WHAT YOU NEED TO DO: From the data below, copy out every line in which the word "them" occurs.

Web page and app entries
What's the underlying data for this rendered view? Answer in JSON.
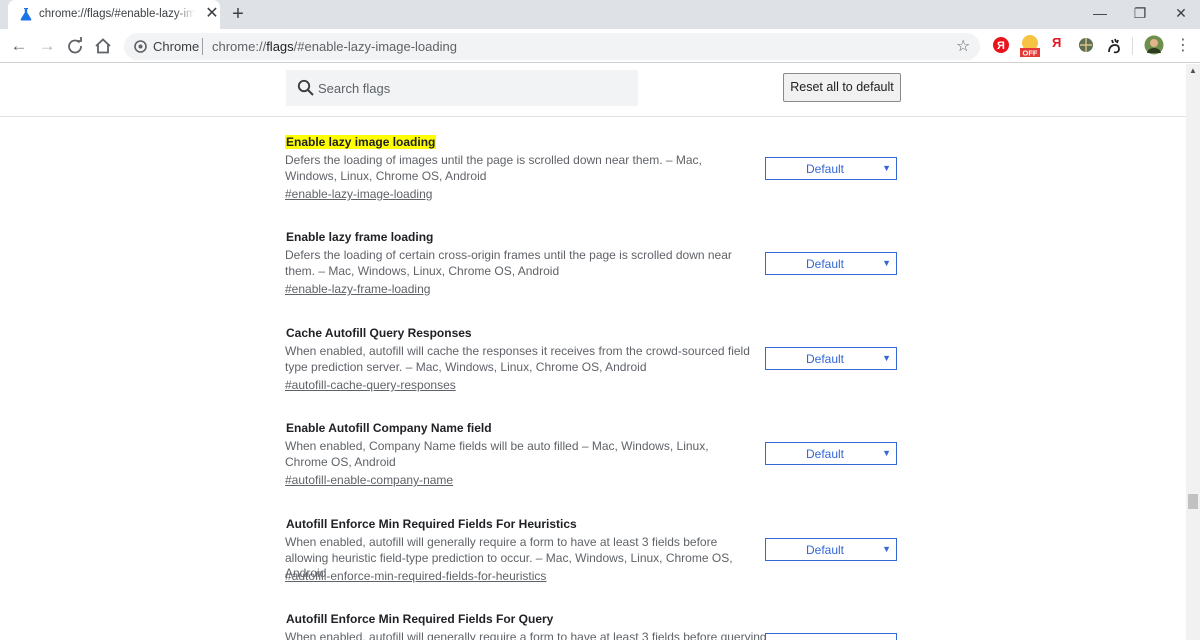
{
  "tab": {
    "title": "chrome://flags/#enable-lazy-image-loading",
    "close": "✕",
    "new_tab": "+"
  },
  "window": {
    "minimize": "—",
    "restore": "❐",
    "close": "✕"
  },
  "omnibox": {
    "label": "Chrome",
    "url_prefix": "chrome://",
    "url_host": "flags",
    "url_rest": "/#enable-lazy-image-loading"
  },
  "extensions": {
    "off_badge": "OFF",
    "yandex_letter": "Я"
  },
  "search": {
    "placeholder": "Search flags"
  },
  "reset_label": "Reset all to default",
  "experiments": [
    {
      "title": "Enable lazy image loading",
      "desc": "Defers the loading of images until the page is scrolled down near them. – Mac, Windows, Linux, Chrome OS, Android",
      "link": "#enable-lazy-image-loading",
      "value": "Default",
      "highlight": true
    },
    {
      "title": "Enable lazy frame loading",
      "desc": "Defers the loading of certain cross-origin frames until the page is scrolled down near them. – Mac, Windows, Linux, Chrome OS, Android",
      "link": "#enable-lazy-frame-loading",
      "value": "Default"
    },
    {
      "title": "Cache Autofill Query Responses",
      "desc": "When enabled, autofill will cache the responses it receives from the crowd-sourced field type prediction server. – Mac, Windows, Linux, Chrome OS, Android",
      "link": "#autofill-cache-query-responses",
      "value": "Default"
    },
    {
      "title": "Enable Autofill Company Name field",
      "desc": "When enabled, Company Name fields will be auto filled – Mac, Windows, Linux, Chrome OS, Android",
      "link": "#autofill-enable-company-name",
      "value": "Default"
    },
    {
      "title": "Autofill Enforce Min Required Fields For Heuristics",
      "desc": "When enabled, autofill will generally require a form to have at least 3 fields before allowing heuristic field-type prediction to occur. – Mac, Windows, Linux, Chrome OS, Android",
      "link": "#autofill-enforce-min-required-fields-for-heuristics",
      "value": "Default"
    },
    {
      "title": "Autofill Enforce Min Required Fields For Query",
      "desc": "When enabled, autofill will generally require a form to have at least 3 fields before querying",
      "link": "",
      "value": ""
    }
  ]
}
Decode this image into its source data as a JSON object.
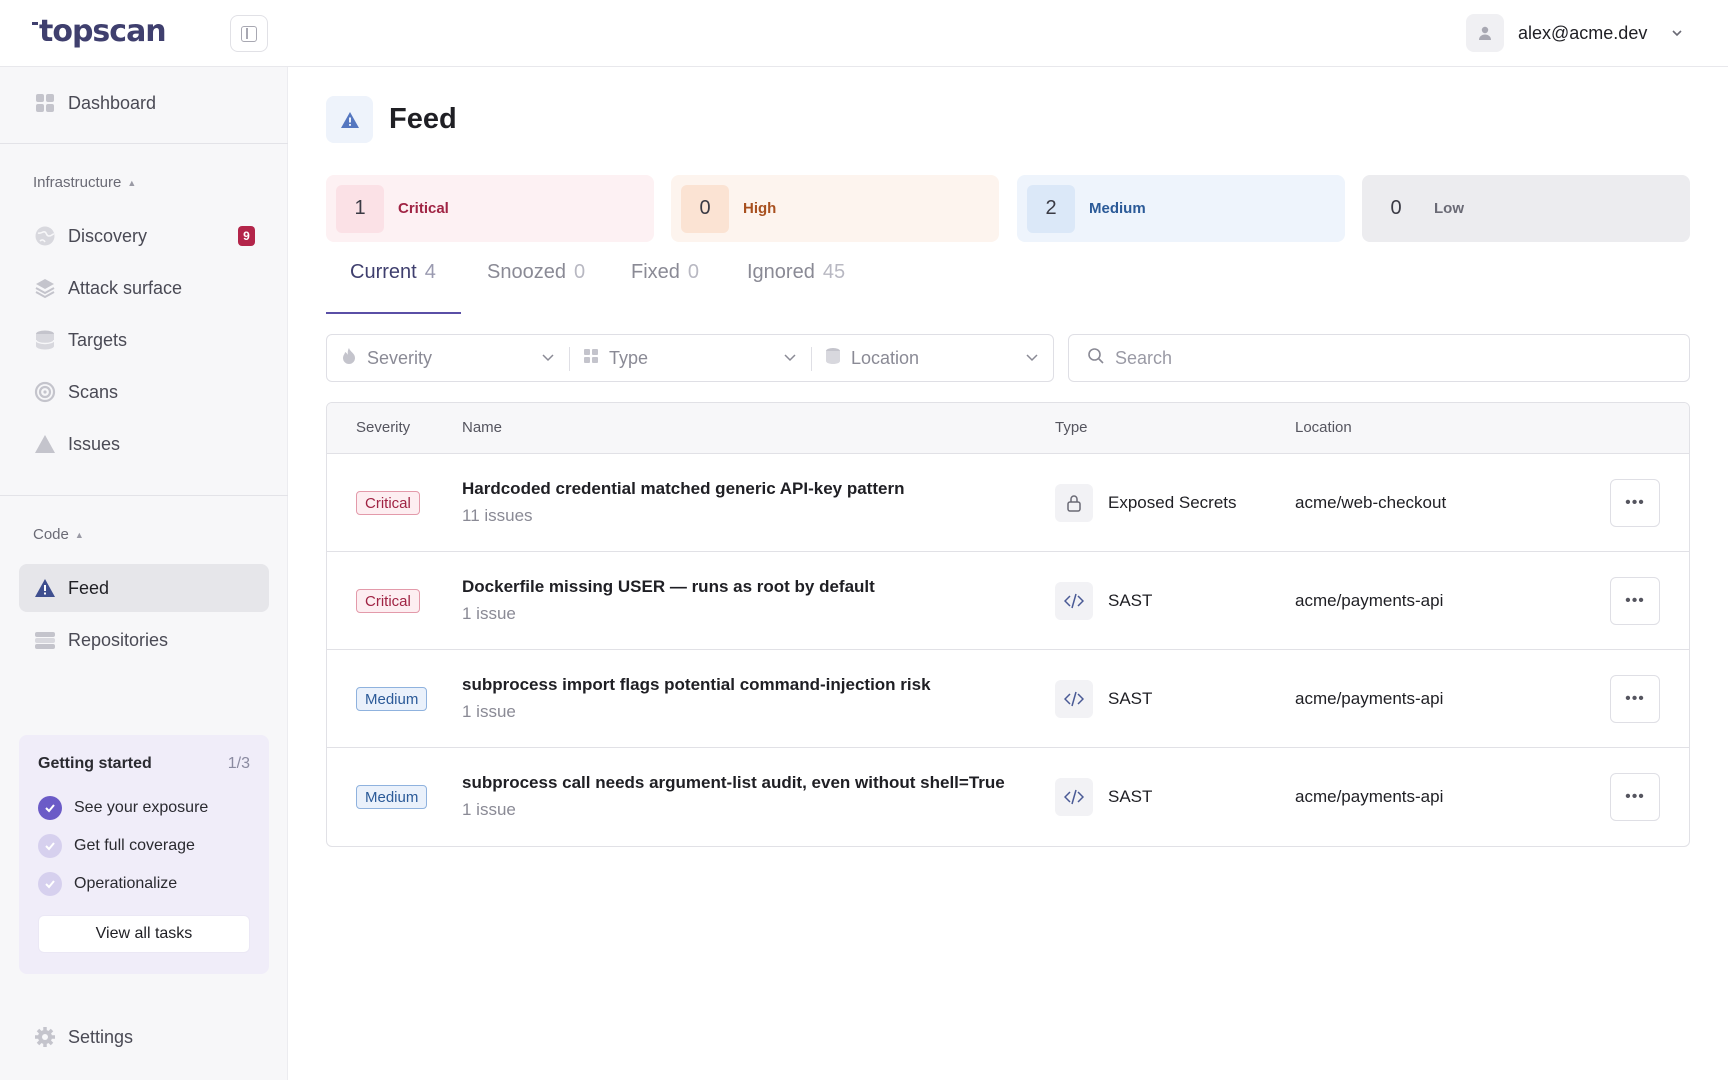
{
  "app": {
    "logo": "topscan"
  },
  "header": {
    "user_email": "alex@acme.dev"
  },
  "sidebar": {
    "dashboard": "Dashboard",
    "infrastructure_label": "Infrastructure",
    "infra_items": [
      {
        "label": "Discovery",
        "badge": "9",
        "icon": "globe-icon"
      },
      {
        "label": "Attack surface",
        "icon": "layers-icon"
      },
      {
        "label": "Targets",
        "icon": "database-icon"
      },
      {
        "label": "Scans",
        "icon": "target-icon"
      },
      {
        "label": "Issues",
        "icon": "warning-icon"
      }
    ],
    "code_label": "Code",
    "code_items": [
      {
        "label": "Feed",
        "icon": "warning-icon",
        "active": true
      },
      {
        "label": "Repositories",
        "icon": "stack-icon"
      }
    ],
    "settings": "Settings"
  },
  "getting_started": {
    "title": "Getting started",
    "progress": "1/3",
    "items": [
      {
        "label": "See your exposure",
        "done": true
      },
      {
        "label": "Get full coverage",
        "done": false
      },
      {
        "label": "Operationalize",
        "done": false
      }
    ],
    "button": "View all tasks"
  },
  "page": {
    "title": "Feed"
  },
  "severity_summary": [
    {
      "count": "1",
      "label": "Critical",
      "bg": "#fdf1f3",
      "num_bg": "#fbe1e6",
      "color": "#a02444"
    },
    {
      "count": "0",
      "label": "High",
      "bg": "#fdf4ee",
      "num_bg": "#fbe3d3",
      "color": "#a8501f"
    },
    {
      "count": "2",
      "label": "Medium",
      "bg": "#eef4fc",
      "num_bg": "#dbe8f8",
      "color": "#2b5a98"
    },
    {
      "count": "0",
      "label": "Low",
      "bg": "#ececef",
      "num_bg": "#ececef",
      "color": "#6a6a75"
    }
  ],
  "tabs": [
    {
      "label": "Current",
      "count": "4",
      "active": true
    },
    {
      "label": "Snoozed",
      "count": "0"
    },
    {
      "label": "Fixed",
      "count": "0"
    },
    {
      "label": "Ignored",
      "count": "45"
    }
  ],
  "filters": {
    "severity": "Severity",
    "type": "Type",
    "location": "Location",
    "search_placeholder": "Search"
  },
  "table": {
    "columns": {
      "severity": "Severity",
      "name": "Name",
      "type": "Type",
      "location": "Location"
    },
    "rows": [
      {
        "severity": "Critical",
        "level": "critical",
        "name": "Hardcoded credential matched generic API-key pattern",
        "count": "11 issues",
        "type": "Exposed Secrets",
        "type_icon": "lock-icon",
        "location": "acme/web-checkout"
      },
      {
        "severity": "Critical",
        "level": "critical",
        "name": "Dockerfile missing USER — runs as root by default",
        "count": "1 issue",
        "type": "SAST",
        "type_icon": "code-icon",
        "location": "acme/payments-api"
      },
      {
        "severity": "Medium",
        "level": "medium",
        "name": "subprocess import flags potential command-injection risk",
        "count": "1 issue",
        "type": "SAST",
        "type_icon": "code-icon",
        "location": "acme/payments-api"
      },
      {
        "severity": "Medium",
        "level": "medium",
        "name": "subprocess call needs argument-list audit, even without shell=True",
        "count": "1 issue",
        "type": "SAST",
        "type_icon": "code-icon",
        "location": "acme/payments-api"
      }
    ]
  }
}
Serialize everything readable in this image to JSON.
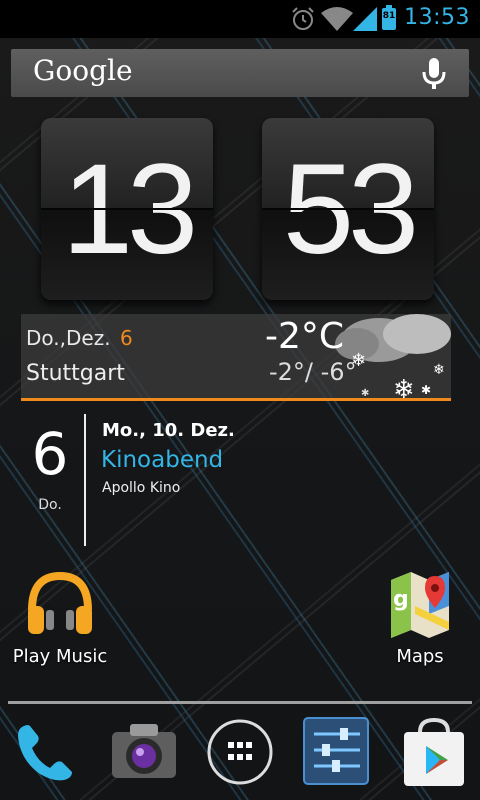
{
  "status_bar": {
    "time": "13:53",
    "battery_level": "81",
    "icons": [
      "alarm-icon",
      "wifi-icon",
      "signal-icon",
      "battery-icon"
    ],
    "accent_color": "#33b5e5"
  },
  "search": {
    "logo_text": "Google",
    "icons": [
      "mic-icon"
    ]
  },
  "clock": {
    "hours": "13",
    "minutes": "53"
  },
  "weather": {
    "date_label": "Do.,Dez.",
    "day_number": "6",
    "city": "Stuttgart",
    "current_temp": "-2°C",
    "temp_range": "-2°/ -6°",
    "accent_color": "#f08a1d",
    "icons": [
      "snow-cloud-icon"
    ]
  },
  "calendar": {
    "day_number": "6",
    "weekday": "Do.",
    "event_date": "Mo., 10. Dez.",
    "event_title": "Kinoabend",
    "event_location": "Apollo Kino"
  },
  "apps": [
    {
      "label": "Play Music",
      "icon": "headphones-icon"
    },
    {
      "label": "Maps",
      "icon": "maps-icon"
    }
  ],
  "dock": {
    "icons": [
      "phone-icon",
      "camera-icon",
      "app-drawer-icon",
      "settings-icon",
      "play-store-icon"
    ]
  }
}
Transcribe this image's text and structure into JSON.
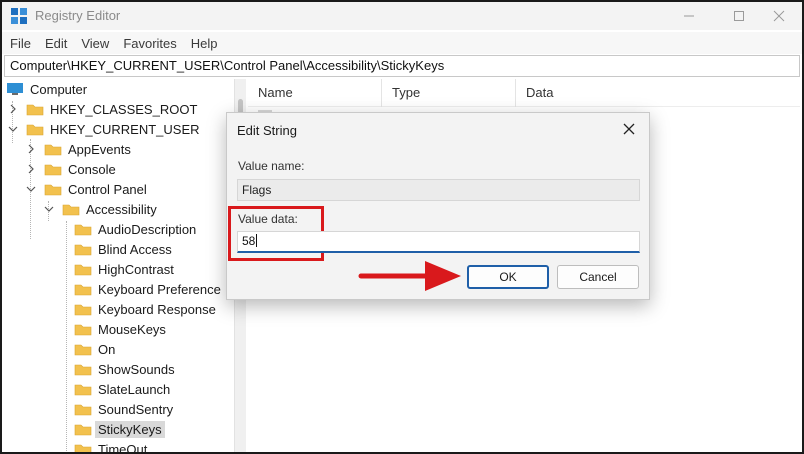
{
  "window": {
    "title": "Registry Editor"
  },
  "menu": [
    "File",
    "Edit",
    "View",
    "Favorites",
    "Help"
  ],
  "address": "Computer\\HKEY_CURRENT_USER\\Control Panel\\Accessibility\\StickyKeys",
  "tree": {
    "root": "Computer",
    "hkcr": "HKEY_CLASSES_ROOT",
    "hkcu": "HKEY_CURRENT_USER",
    "appevents": "AppEvents",
    "console": "Console",
    "control_panel": "Control Panel",
    "accessibility": "Accessibility",
    "children": [
      "AudioDescription",
      "Blind Access",
      "HighContrast",
      "Keyboard Preference",
      "Keyboard Response",
      "MouseKeys",
      "On",
      "ShowSounds",
      "SlateLaunch",
      "SoundSentry",
      "StickyKeys",
      "TimeOut"
    ],
    "selected": "StickyKeys"
  },
  "columns": {
    "name": "Name",
    "type": "Type",
    "data": "Data"
  },
  "dialog": {
    "title": "Edit String",
    "value_name_label": "Value name:",
    "value_name": "Flags",
    "value_data_label": "Value data:",
    "value_data": "58",
    "ok_label": "OK",
    "cancel_label": "Cancel"
  },
  "colors": {
    "highlight": "#d9191c",
    "focus": "#1f5fa8",
    "folder": "#f2c14e"
  },
  "icons": [
    "registry-app-icon",
    "minimize-icon",
    "maximize-icon",
    "close-icon",
    "chevron-right-icon",
    "chevron-down-icon",
    "folder-icon",
    "computer-icon",
    "arrow-annotation-icon"
  ]
}
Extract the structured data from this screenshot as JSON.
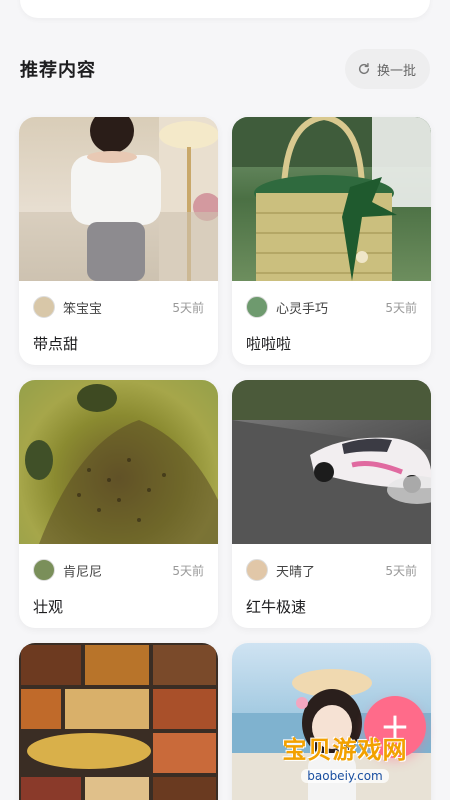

COMPLETED TASK:
      "desc": "Defers the loading of images until the page is scrolled down near them. – Mac, Windows, Linux, Chrome OS, Android",
      "desc": "Defers the loading of certain cross-origin frames until the page is scrolled down near them. – Mac, Windows, Linux, Chrome OS, Android",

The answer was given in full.